(Supplied records):
[Start of Attachment]

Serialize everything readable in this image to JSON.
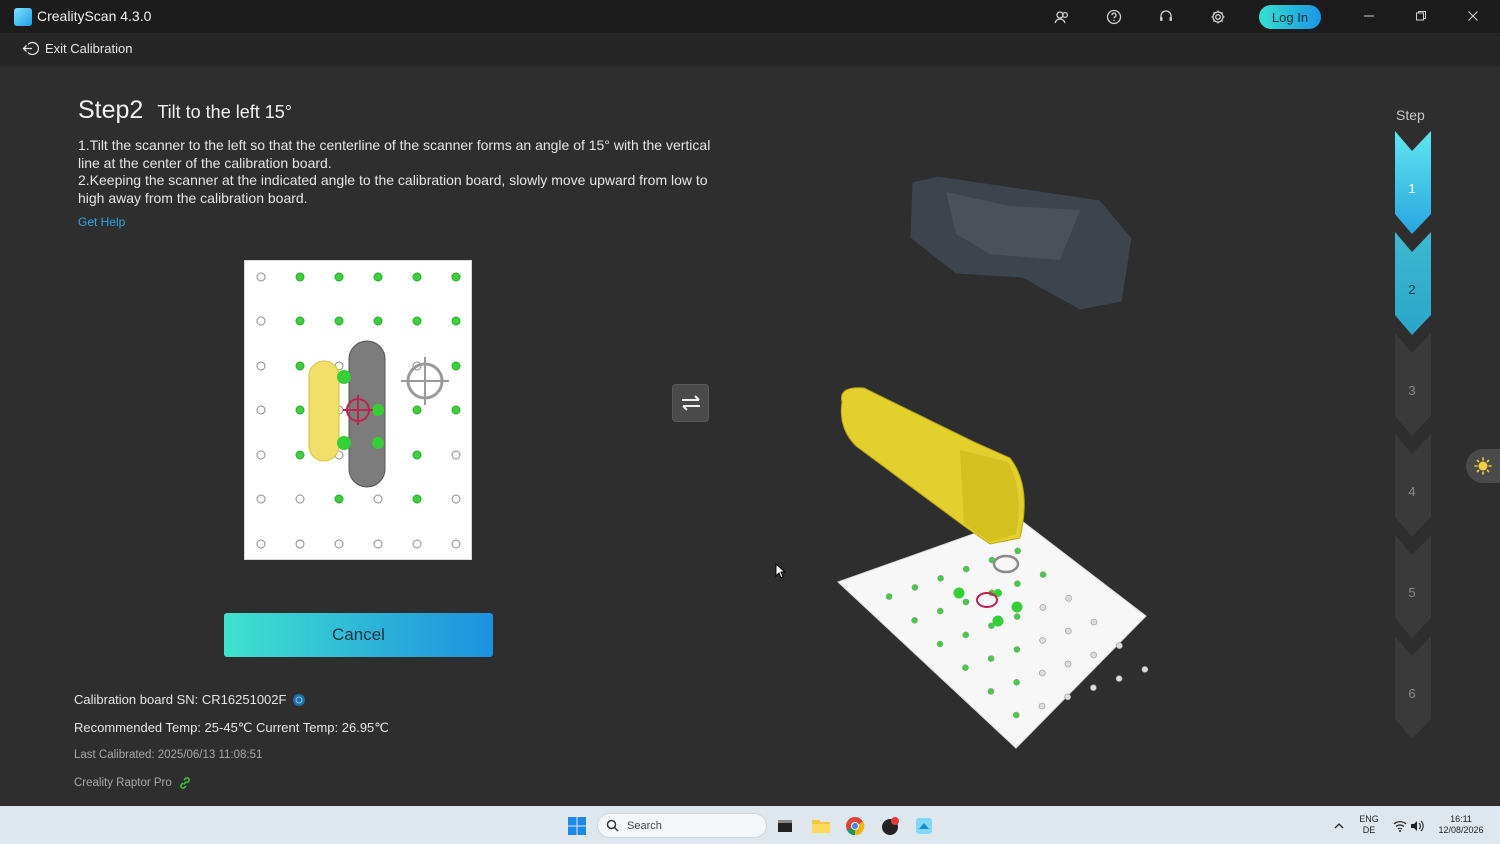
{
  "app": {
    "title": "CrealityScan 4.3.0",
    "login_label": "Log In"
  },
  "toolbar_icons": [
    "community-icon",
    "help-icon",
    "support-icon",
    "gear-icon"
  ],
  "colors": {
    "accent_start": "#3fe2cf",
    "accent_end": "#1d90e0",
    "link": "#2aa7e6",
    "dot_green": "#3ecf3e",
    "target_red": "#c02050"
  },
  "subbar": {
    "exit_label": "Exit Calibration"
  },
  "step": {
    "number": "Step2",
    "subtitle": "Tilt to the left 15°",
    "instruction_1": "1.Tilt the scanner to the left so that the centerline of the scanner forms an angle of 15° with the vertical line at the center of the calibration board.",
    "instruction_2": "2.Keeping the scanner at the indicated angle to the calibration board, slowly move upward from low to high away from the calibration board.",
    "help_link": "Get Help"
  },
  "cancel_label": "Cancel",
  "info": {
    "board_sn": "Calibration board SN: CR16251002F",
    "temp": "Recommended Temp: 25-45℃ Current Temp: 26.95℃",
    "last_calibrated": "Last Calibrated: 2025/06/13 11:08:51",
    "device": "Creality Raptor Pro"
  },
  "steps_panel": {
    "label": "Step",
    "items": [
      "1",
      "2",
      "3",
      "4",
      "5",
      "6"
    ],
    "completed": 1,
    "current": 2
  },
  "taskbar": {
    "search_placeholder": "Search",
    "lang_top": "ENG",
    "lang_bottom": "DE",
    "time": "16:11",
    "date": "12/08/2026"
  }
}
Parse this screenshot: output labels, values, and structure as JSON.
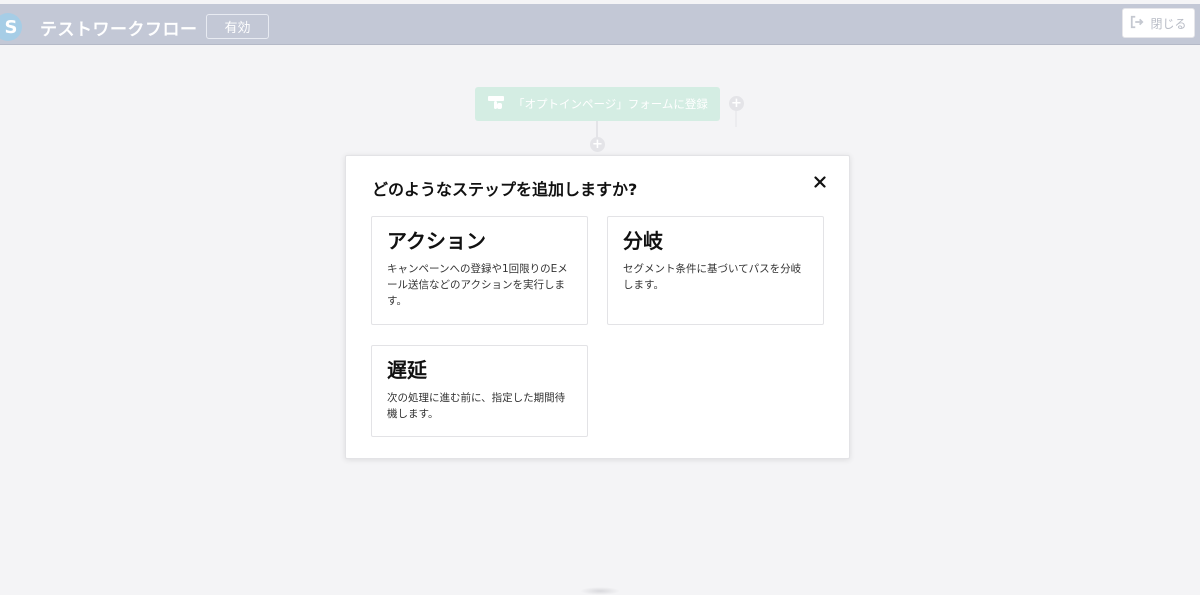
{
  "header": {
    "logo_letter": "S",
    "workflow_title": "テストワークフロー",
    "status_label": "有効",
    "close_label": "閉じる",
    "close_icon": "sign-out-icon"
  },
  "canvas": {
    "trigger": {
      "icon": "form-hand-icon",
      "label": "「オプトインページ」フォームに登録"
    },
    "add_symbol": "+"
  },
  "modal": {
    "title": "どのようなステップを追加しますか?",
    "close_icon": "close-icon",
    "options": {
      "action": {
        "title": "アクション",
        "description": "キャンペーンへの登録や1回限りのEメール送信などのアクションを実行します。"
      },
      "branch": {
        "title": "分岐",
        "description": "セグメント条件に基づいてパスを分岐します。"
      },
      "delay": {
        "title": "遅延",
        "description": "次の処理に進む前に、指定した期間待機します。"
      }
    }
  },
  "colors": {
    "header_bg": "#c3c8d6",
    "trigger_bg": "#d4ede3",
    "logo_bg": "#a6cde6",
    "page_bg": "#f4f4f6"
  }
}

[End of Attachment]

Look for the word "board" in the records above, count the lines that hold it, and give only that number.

(Completed task):
3